Dataset excerpts:

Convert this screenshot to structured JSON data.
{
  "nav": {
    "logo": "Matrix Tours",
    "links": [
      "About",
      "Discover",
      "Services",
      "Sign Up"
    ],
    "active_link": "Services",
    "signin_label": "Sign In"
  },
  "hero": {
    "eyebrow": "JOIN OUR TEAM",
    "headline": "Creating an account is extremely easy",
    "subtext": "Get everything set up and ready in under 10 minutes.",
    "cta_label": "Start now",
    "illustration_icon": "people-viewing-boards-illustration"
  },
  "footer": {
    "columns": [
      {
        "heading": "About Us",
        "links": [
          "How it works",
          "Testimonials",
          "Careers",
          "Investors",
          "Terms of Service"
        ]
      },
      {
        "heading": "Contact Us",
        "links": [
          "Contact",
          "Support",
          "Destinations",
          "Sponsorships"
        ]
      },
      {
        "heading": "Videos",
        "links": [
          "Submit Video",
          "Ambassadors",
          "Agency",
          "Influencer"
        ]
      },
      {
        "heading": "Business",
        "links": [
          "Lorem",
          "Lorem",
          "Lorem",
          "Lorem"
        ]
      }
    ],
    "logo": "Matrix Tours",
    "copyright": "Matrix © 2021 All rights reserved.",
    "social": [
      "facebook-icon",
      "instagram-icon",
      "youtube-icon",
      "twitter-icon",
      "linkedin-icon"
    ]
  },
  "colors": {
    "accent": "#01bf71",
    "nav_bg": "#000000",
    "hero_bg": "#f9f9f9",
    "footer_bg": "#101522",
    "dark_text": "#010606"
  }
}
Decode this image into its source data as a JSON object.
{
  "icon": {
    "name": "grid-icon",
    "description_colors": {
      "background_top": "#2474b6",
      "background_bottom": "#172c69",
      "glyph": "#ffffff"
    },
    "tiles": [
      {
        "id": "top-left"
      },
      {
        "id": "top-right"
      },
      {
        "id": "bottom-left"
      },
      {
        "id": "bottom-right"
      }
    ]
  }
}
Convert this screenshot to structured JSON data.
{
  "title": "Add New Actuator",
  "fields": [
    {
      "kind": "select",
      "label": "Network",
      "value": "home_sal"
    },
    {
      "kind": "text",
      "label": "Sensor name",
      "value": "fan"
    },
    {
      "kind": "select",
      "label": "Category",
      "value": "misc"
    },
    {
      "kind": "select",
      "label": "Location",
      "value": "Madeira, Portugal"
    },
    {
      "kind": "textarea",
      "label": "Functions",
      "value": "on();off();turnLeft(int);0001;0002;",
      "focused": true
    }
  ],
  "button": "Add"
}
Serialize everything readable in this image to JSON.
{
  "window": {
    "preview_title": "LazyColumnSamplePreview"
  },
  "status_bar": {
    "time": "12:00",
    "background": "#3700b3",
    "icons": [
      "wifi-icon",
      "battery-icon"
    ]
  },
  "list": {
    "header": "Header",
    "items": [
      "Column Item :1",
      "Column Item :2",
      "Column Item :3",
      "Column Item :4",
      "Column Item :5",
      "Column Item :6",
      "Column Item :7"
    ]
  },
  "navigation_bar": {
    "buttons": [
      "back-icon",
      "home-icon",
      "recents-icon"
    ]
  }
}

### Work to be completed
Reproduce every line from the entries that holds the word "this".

### Solution below
Convert this screenshot to structured JSON data.
Decode this image into its source data as a JSON object.
Convert this screenshot to structured JSON data.
Serialize everything readable in this image to JSON.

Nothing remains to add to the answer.